(Records excerpted from a collection)

---

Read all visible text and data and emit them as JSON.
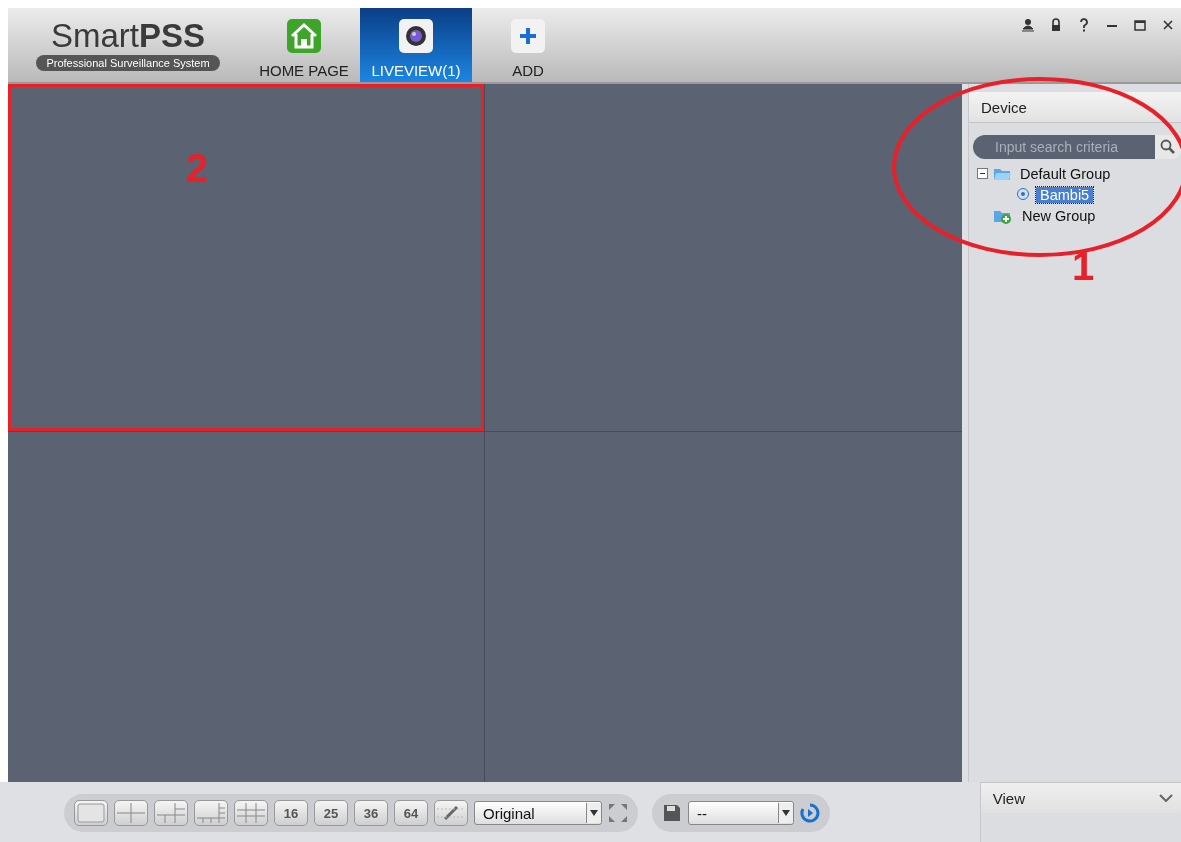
{
  "app": {
    "logo_light": "Smart",
    "logo_bold": "PSS",
    "tagline": "Professional Surveillance System"
  },
  "tabs": [
    {
      "kind": "home",
      "label": "HOME PAGE",
      "selected": false
    },
    {
      "kind": "camera",
      "label": "LIVEVIEW(1)",
      "selected": true
    },
    {
      "kind": "add",
      "label": "ADD",
      "selected": false
    }
  ],
  "window_controls": [
    {
      "kind": "user"
    },
    {
      "kind": "lock"
    },
    {
      "kind": "help"
    },
    {
      "kind": "minimize"
    },
    {
      "kind": "maximize"
    },
    {
      "kind": "close"
    }
  ],
  "sidebar": {
    "title": "Device",
    "search": {
      "placeholder": "Input search criteria"
    },
    "tree": [
      {
        "kind": "group",
        "label": "Default Group",
        "expanded": true,
        "children": [
          {
            "kind": "device",
            "label": "Bambi5",
            "selected": true
          }
        ]
      },
      {
        "kind": "new-group",
        "label": "New Group"
      }
    ],
    "footer": "View"
  },
  "toolbar": {
    "layouts": [
      {
        "kind": "single"
      },
      {
        "kind": "quad"
      },
      {
        "kind": "six"
      },
      {
        "kind": "eight"
      },
      {
        "kind": "nine"
      },
      {
        "kind": "numbered",
        "label": "16"
      },
      {
        "kind": "numbered",
        "label": "25"
      },
      {
        "kind": "numbered",
        "label": "36"
      },
      {
        "kind": "numbered",
        "label": "64"
      },
      {
        "kind": "custom"
      }
    ],
    "scale": "Original",
    "view": "--"
  },
  "annotations": [
    {
      "kind": "ellipse",
      "label": "1"
    },
    {
      "kind": "rectangle",
      "label": "2"
    }
  ]
}
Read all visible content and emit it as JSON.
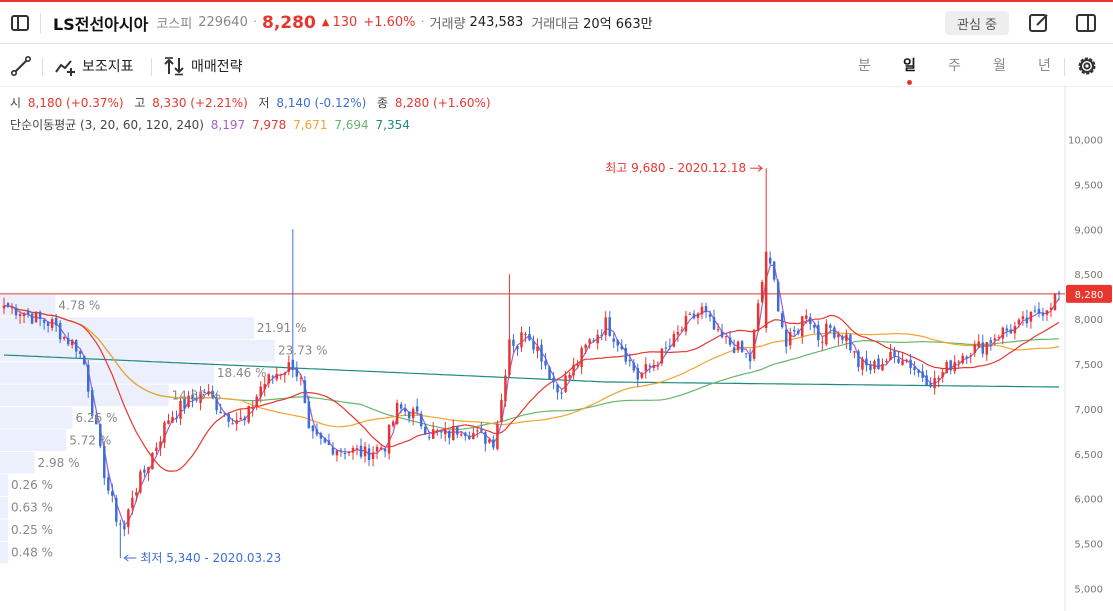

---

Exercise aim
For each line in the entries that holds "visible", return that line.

Response to the task
Read all visible text and data and emit them as JSON.
Read all visible content and emit it as JSON.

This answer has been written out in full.